Aim of the task
Give every entry again, word for word and in full.

(Dataset rows describing interfaces)
§
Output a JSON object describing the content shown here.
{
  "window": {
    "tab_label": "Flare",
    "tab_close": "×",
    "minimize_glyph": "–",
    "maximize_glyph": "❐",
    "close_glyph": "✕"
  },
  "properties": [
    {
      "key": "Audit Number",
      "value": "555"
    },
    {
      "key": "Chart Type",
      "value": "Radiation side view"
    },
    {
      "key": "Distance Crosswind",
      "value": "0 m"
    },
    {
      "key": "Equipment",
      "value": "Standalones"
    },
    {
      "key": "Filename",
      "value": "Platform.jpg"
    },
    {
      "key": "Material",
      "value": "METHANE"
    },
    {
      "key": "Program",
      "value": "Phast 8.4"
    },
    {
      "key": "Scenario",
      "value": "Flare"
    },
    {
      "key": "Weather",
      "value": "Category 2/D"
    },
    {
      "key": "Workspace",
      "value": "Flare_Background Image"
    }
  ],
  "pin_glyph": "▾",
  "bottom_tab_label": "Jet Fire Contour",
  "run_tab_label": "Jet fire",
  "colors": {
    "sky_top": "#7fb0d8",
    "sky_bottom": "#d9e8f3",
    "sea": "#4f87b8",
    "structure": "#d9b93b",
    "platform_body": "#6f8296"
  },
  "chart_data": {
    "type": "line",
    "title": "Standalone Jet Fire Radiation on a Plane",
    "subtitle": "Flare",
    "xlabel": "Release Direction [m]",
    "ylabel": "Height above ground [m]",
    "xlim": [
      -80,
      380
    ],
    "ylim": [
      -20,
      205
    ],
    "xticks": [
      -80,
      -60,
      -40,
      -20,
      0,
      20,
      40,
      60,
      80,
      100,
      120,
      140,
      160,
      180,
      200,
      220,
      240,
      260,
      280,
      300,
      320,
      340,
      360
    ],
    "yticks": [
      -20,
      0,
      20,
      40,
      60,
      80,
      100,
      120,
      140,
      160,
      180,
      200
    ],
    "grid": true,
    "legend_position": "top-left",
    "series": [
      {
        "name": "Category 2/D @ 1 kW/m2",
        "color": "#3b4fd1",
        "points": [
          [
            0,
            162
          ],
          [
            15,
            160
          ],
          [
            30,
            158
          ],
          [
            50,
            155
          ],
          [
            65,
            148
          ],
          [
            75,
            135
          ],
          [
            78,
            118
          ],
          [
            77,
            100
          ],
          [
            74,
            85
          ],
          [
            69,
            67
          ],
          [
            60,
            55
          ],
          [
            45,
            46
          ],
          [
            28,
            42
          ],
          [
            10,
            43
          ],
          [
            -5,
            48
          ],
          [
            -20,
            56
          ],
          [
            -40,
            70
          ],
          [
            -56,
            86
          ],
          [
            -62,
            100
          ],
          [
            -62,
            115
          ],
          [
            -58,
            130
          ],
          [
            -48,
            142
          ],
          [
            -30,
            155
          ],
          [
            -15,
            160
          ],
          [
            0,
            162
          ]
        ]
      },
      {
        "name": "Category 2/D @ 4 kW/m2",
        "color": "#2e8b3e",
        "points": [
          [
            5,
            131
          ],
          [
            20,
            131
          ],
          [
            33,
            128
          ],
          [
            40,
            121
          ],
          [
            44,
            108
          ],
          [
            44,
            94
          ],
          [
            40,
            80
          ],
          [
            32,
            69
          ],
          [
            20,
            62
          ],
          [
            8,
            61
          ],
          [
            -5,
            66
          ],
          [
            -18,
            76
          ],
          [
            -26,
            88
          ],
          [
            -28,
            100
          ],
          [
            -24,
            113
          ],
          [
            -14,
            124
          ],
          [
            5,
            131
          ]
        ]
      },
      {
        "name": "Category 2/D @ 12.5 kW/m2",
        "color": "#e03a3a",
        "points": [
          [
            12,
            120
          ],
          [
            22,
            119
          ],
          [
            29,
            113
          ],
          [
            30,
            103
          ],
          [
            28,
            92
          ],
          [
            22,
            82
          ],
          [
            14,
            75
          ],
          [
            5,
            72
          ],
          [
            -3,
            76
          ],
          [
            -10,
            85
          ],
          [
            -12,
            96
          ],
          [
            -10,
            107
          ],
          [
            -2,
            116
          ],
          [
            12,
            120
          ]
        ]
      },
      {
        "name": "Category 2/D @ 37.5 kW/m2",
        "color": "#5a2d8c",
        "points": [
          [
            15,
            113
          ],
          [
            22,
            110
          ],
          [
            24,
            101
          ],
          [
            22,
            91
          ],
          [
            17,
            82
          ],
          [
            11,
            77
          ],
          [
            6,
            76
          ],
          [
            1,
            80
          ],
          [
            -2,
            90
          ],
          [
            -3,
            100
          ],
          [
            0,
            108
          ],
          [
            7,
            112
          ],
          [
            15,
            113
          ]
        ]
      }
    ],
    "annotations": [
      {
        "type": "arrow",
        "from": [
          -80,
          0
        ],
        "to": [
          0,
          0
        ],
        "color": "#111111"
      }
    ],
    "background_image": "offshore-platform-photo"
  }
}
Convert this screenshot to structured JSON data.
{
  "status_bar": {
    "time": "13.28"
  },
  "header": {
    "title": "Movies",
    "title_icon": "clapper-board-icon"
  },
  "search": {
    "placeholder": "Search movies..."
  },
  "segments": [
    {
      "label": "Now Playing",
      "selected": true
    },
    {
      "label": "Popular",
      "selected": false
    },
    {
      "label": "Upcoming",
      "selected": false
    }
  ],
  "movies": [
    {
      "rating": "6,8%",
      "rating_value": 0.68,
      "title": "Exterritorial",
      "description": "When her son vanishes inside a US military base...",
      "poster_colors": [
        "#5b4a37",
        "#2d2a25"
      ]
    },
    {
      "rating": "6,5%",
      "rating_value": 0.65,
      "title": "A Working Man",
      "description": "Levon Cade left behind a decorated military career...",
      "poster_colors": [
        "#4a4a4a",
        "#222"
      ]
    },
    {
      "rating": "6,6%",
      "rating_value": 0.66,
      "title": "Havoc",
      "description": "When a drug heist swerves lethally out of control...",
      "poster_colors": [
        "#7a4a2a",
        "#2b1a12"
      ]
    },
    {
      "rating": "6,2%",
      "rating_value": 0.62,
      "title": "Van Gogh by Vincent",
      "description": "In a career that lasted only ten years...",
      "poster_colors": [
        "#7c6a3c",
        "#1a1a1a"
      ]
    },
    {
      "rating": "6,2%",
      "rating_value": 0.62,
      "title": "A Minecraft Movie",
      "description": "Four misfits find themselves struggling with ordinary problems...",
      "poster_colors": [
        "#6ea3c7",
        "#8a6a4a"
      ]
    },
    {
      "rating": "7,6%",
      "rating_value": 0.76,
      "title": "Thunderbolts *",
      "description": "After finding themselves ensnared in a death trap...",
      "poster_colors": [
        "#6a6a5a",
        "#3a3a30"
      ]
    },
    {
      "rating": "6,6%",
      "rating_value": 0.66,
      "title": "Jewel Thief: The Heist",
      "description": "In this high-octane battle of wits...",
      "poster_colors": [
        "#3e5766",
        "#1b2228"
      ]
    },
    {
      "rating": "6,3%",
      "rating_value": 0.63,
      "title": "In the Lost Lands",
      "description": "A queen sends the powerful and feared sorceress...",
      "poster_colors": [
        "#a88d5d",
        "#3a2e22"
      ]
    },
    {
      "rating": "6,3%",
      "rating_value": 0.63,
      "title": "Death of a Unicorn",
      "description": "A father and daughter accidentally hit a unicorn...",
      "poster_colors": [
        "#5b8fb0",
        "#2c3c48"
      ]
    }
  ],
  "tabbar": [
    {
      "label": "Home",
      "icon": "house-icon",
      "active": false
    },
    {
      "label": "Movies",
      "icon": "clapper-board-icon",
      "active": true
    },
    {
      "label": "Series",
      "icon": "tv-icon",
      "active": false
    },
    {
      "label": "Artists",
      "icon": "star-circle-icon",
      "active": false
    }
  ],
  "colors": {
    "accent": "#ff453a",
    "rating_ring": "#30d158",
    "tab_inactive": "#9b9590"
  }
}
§
Result for this exercise
Output a JSON object describing the content shown here.
{
  "window": {
    "tab_label": "Flare",
    "tab_close": "×",
    "minimize_glyph": "–",
    "maximize_glyph": "❐",
    "close_glyph": "✕"
  },
  "properties": [
    {
      "key": "Audit Number",
      "value": "555"
    },
    {
      "key": "Chart Type",
      "value": "Radiation side view"
    },
    {
      "key": "Distance Crosswind",
      "value": "0 m"
    },
    {
      "key": "Equipment",
      "value": "Standalones"
    },
    {
      "key": "Filename",
      "value": "Platform.jpg"
    },
    {
      "key": "Material",
      "value": "METHANE"
    },
    {
      "key": "Program",
      "value": "Phast 8.4"
    },
    {
      "key": "Scenario",
      "value": "Flare"
    },
    {
      "key": "Weather",
      "value": "Category 2/D"
    },
    {
      "key": "Workspace",
      "value": "Flare_Background Image"
    }
  ],
  "pin_glyph": "▾",
  "bottom_tab_label": "Jet Fire Contour",
  "run_tab_label": "Jet fire",
  "colors": {
    "sky_top": "#7fb0d8",
    "sky_bottom": "#d9e8f3",
    "sea": "#4f87b8",
    "structure": "#d9b93b",
    "platform_body": "#6f8296"
  },
  "chart_data": {
    "type": "line",
    "title": "Standalone Jet Fire Radiation on a Plane",
    "subtitle": "Flare",
    "xlabel": "Release Direction [m]",
    "ylabel": "Height above ground [m]",
    "xlim": [
      -80,
      380
    ],
    "ylim": [
      -20,
      205
    ],
    "xticks": [
      -80,
      -60,
      -40,
      -20,
      0,
      20,
      40,
      60,
      80,
      100,
      120,
      140,
      160,
      180,
      200,
      220,
      240,
      260,
      280,
      300,
      320,
      340,
      360
    ],
    "yticks": [
      -20,
      0,
      20,
      40,
      60,
      80,
      100,
      120,
      140,
      160,
      180,
      200
    ],
    "grid": true,
    "legend_position": "top-left",
    "series": [
      {
        "name": "Category 2/D @ 1 kW/m2",
        "color": "#3b4fd1",
        "points": [
          [
            0,
            162
          ],
          [
            15,
            160
          ],
          [
            30,
            158
          ],
          [
            50,
            155
          ],
          [
            65,
            148
          ],
          [
            75,
            135
          ],
          [
            78,
            118
          ],
          [
            77,
            100
          ],
          [
            74,
            85
          ],
          [
            69,
            67
          ],
          [
            60,
            55
          ],
          [
            45,
            46
          ],
          [
            28,
            42
          ],
          [
            10,
            43
          ],
          [
            -5,
            48
          ],
          [
            -20,
            56
          ],
          [
            -40,
            70
          ],
          [
            -56,
            86
          ],
          [
            -62,
            100
          ],
          [
            -62,
            115
          ],
          [
            -58,
            130
          ],
          [
            -48,
            142
          ],
          [
            -30,
            155
          ],
          [
            -15,
            160
          ],
          [
            0,
            162
          ]
        ]
      },
      {
        "name": "Category 2/D @ 4 kW/m2",
        "color": "#2e8b3e",
        "points": [
          [
            5,
            131
          ],
          [
            20,
            131
          ],
          [
            33,
            128
          ],
          [
            40,
            121
          ],
          [
            44,
            108
          ],
          [
            44,
            94
          ],
          [
            40,
            80
          ],
          [
            32,
            69
          ],
          [
            20,
            62
          ],
          [
            8,
            61
          ],
          [
            -5,
            66
          ],
          [
            -18,
            76
          ],
          [
            -26,
            88
          ],
          [
            -28,
            100
          ],
          [
            -24,
            113
          ],
          [
            -14,
            124
          ],
          [
            5,
            131
          ]
        ]
      },
      {
        "name": "Category 2/D @ 12.5 kW/m2",
        "color": "#e03a3a",
        "points": [
          [
            12,
            120
          ],
          [
            22,
            119
          ],
          [
            29,
            113
          ],
          [
            30,
            103
          ],
          [
            28,
            92
          ],
          [
            22,
            82
          ],
          [
            14,
            75
          ],
          [
            5,
            72
          ],
          [
            -3,
            76
          ],
          [
            -10,
            85
          ],
          [
            -12,
            96
          ],
          [
            -10,
            107
          ],
          [
            -2,
            116
          ],
          [
            12,
            120
          ]
        ]
      },
      {
        "name": "Category 2/D @ 37.5 kW/m2",
        "color": "#5a2d8c",
        "points": [
          [
            15,
            113
          ],
          [
            22,
            110
          ],
          [
            24,
            101
          ],
          [
            22,
            91
          ],
          [
            17,
            82
          ],
          [
            11,
            77
          ],
          [
            6,
            76
          ],
          [
            1,
            80
          ],
          [
            -2,
            90
          ],
          [
            -3,
            100
          ],
          [
            0,
            108
          ],
          [
            7,
            112
          ],
          [
            15,
            113
          ]
        ]
      }
    ],
    "annotations": [
      {
        "type": "arrow",
        "from": [
          -80,
          0
        ],
        "to": [
          0,
          0
        ],
        "color": "#111111"
      }
    ],
    "background_image": "offshore-platform-photo"
  }
}
Convert this screenshot to structured JSON data.
{
  "status_bar": {
    "time": "13.28"
  },
  "header": {
    "title": "Movies",
    "title_icon": "clapper-board-icon"
  },
  "search": {
    "placeholder": "Search movies..."
  },
  "segments": [
    {
      "label": "Now Playing",
      "selected": true
    },
    {
      "label": "Popular",
      "selected": false
    },
    {
      "label": "Upcoming",
      "selected": false
    }
  ],
  "movies": [
    {
      "rating": "6,8%",
      "rating_value": 0.68,
      "title": "Exterritorial",
      "description": "When her son vanishes inside a US military base...",
      "poster_colors": [
        "#5b4a37",
        "#2d2a25"
      ]
    },
    {
      "rating": "6,5%",
      "rating_value": 0.65,
      "title": "A Working Man",
      "description": "Levon Cade left behind a decorated military career...",
      "poster_colors": [
        "#4a4a4a",
        "#222"
      ]
    },
    {
      "rating": "6,6%",
      "rating_value": 0.66,
      "title": "Havoc",
      "description": "When a drug heist swerves lethally out of control...",
      "poster_colors": [
        "#7a4a2a",
        "#2b1a12"
      ]
    },
    {
      "rating": "6,2%",
      "rating_value": 0.62,
      "title": "Van Gogh by Vincent",
      "description": "In a career that lasted only ten years...",
      "poster_colors": [
        "#7c6a3c",
        "#1a1a1a"
      ]
    },
    {
      "rating": "6,2%",
      "rating_value": 0.62,
      "title": "A Minecraft Movie",
      "description": "Four misfits find themselves struggling with ordinary problems...",
      "poster_colors": [
        "#6ea3c7",
        "#8a6a4a"
      ]
    },
    {
      "rating": "7,6%",
      "rating_value": 0.76,
      "title": "Thunderbolts *",
      "description": "After finding themselves ensnared in a death trap...",
      "poster_colors": [
        "#6a6a5a",
        "#3a3a30"
      ]
    },
    {
      "rating": "6,6%",
      "rating_value": 0.66,
      "title": "Jewel Thief: The Heist",
      "description": "In this high-octane battle of wits...",
      "poster_colors": [
        "#3e5766",
        "#1b2228"
      ]
    },
    {
      "rating": "6,3%",
      "rating_value": 0.63,
      "title": "In the Lost Lands",
      "description": "A queen sends the powerful and feared sorceress...",
      "poster_colors": [
        "#a88d5d",
        "#3a2e22"
      ]
    },
    {
      "rating": "6,3%",
      "rating_value": 0.63,
      "title": "Death of a Unicorn",
      "description": "A father and daughter accidentally hit a unicorn...",
      "poster_colors": [
        "#5b8fb0",
        "#2c3c48"
      ]
    }
  ],
  "tabbar": [
    {
      "label": "Home",
      "icon": "house-icon",
      "active": false
    },
    {
      "label": "Movies",
      "icon": "clapper-board-icon",
      "active": true
    },
    {
      "label": "Series",
      "icon": "tv-icon",
      "active": false
    },
    {
      "label": "Artists",
      "icon": "star-circle-icon",
      "active": false
    }
  ],
  "colors": {
    "accent": "#ff453a",
    "rating_ring": "#30d158",
    "tab_inactive": "#9b9590"
  }
}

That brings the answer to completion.